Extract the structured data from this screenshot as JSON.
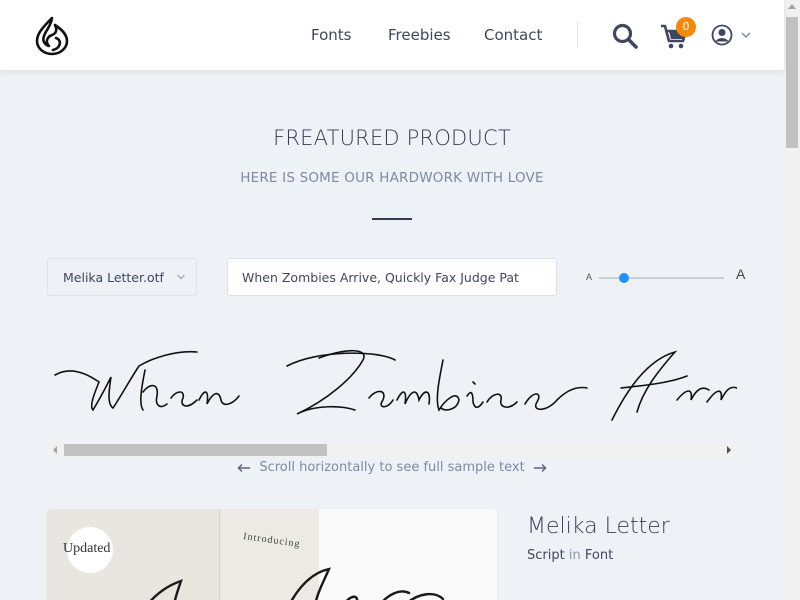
{
  "header": {
    "logo": "flame-drop-logo",
    "nav": [
      "Fonts",
      "Freebies",
      "Contact"
    ],
    "cart_count": "0",
    "icons": [
      "search-icon",
      "cart-icon",
      "user-icon",
      "chevron-down-icon"
    ]
  },
  "section": {
    "title": "FREATURED PRODUCT",
    "subtitle": "HERE IS SOME OUR HARDWORK WITH LOVE"
  },
  "controls": {
    "font_select": "Melika Letter.otf",
    "sample_text": "When Zombies Arrive, Quickly Fax Judge Pat",
    "size_small_label": "A",
    "size_large_label": "A"
  },
  "preview": {
    "text": "When Zombies Arr",
    "scroll_hint": "Scroll horizontally to see full sample text"
  },
  "product": {
    "badge": "Updated",
    "introducing": "Introducing",
    "name": "Melika Letter",
    "category": "Script",
    "in_word": "in",
    "type": "Font"
  },
  "colors": {
    "accent": "#f58a07",
    "slider": "#1f8fff",
    "background": "#eef2f7"
  }
}
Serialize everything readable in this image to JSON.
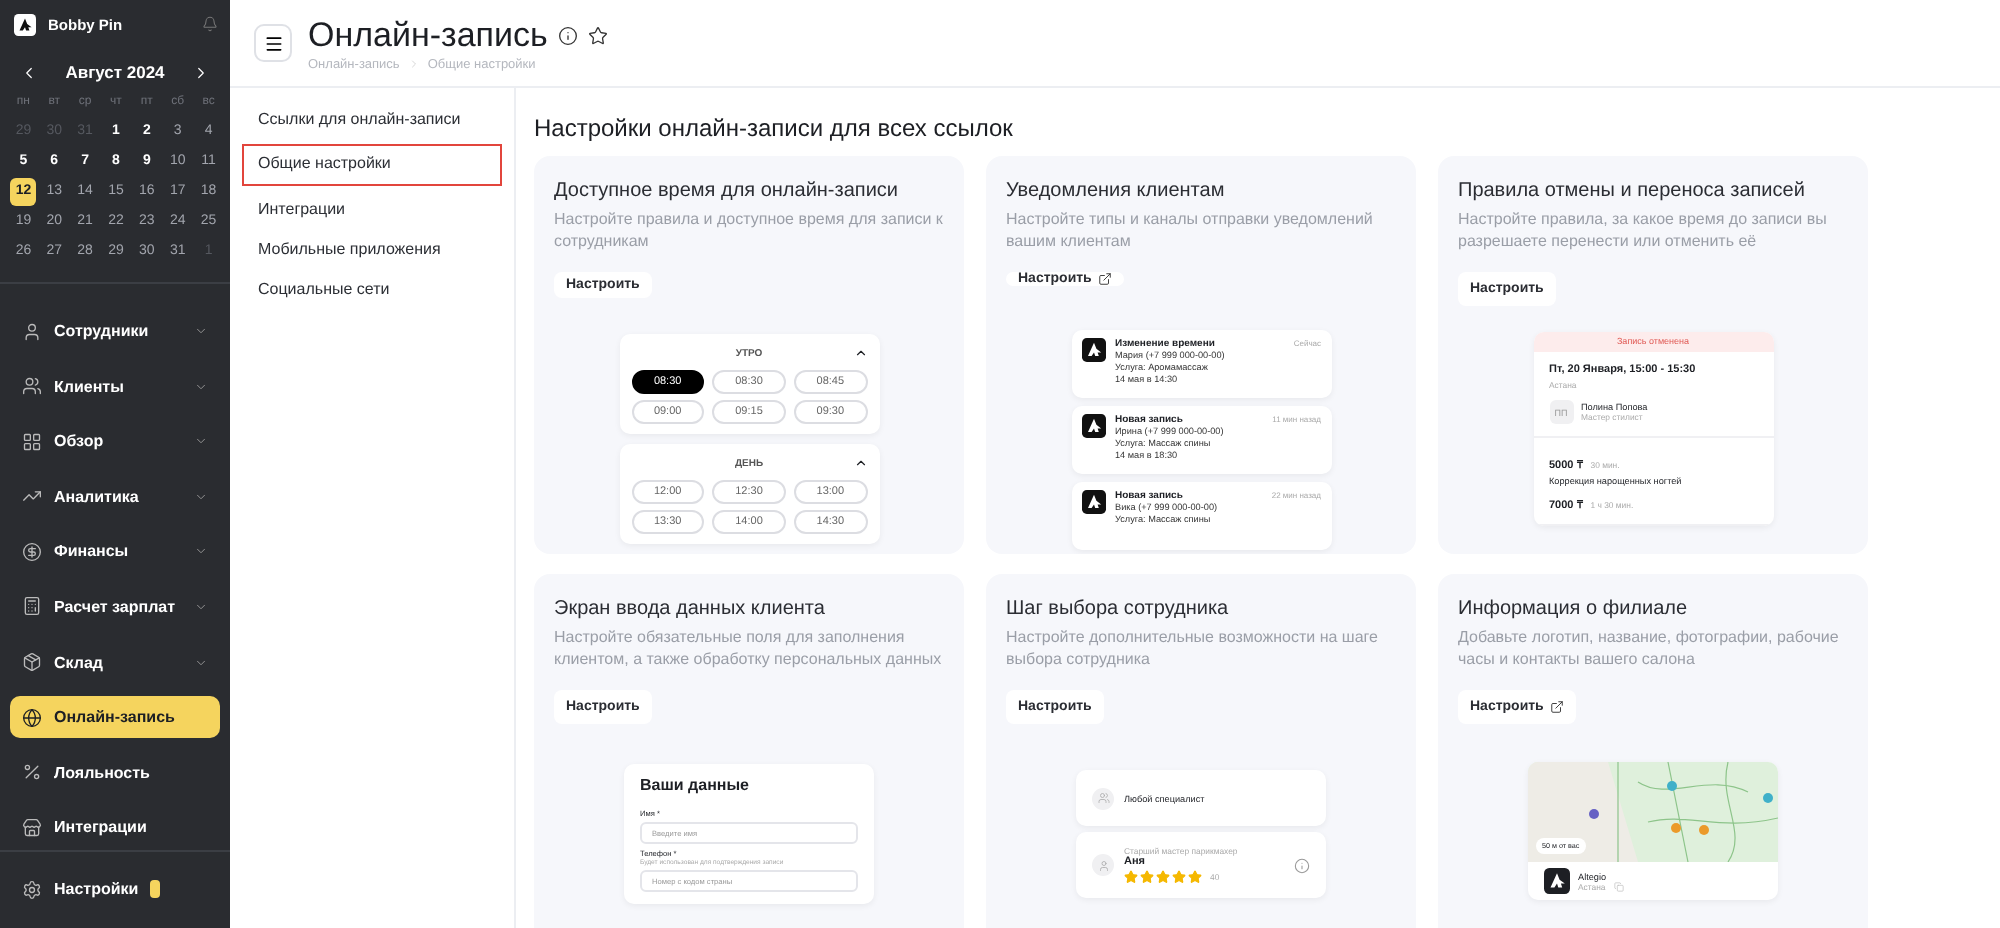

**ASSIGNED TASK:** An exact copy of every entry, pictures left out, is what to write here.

**EXPECTED ANSWER:**
Extract the structured data from this screenshot as JSON.
{
  "header": {
    "logo": "flame-drop-logo",
    "nav": [
      "Fonts",
      "Freebies",
      "Contact"
    ],
    "cart_count": "0",
    "icons": [
      "search-icon",
      "cart-icon",
      "user-icon",
      "chevron-down-icon"
    ]
  },
  "section": {
    "title": "FREATURED PRODUCT",
    "subtitle": "HERE IS SOME OUR HARDWORK WITH LOVE"
  },
  "controls": {
    "font_select": "Melika Letter.otf",
    "sample_text": "When Zombies Arrive, Quickly Fax Judge Pat",
    "size_small_label": "A",
    "size_large_label": "A"
  },
  "preview": {
    "text": "When Zombies Arr",
    "scroll_hint": "Scroll horizontally to see full sample text"
  },
  "product": {
    "badge": "Updated",
    "introducing": "Introducing",
    "name": "Melika Letter",
    "category": "Script",
    "in_word": "in",
    "type": "Font"
  },
  "colors": {
    "accent": "#f58a07",
    "slider": "#1f8fff",
    "background": "#eef2f7"
  }
}
Serialize everything readable in this image to JSON.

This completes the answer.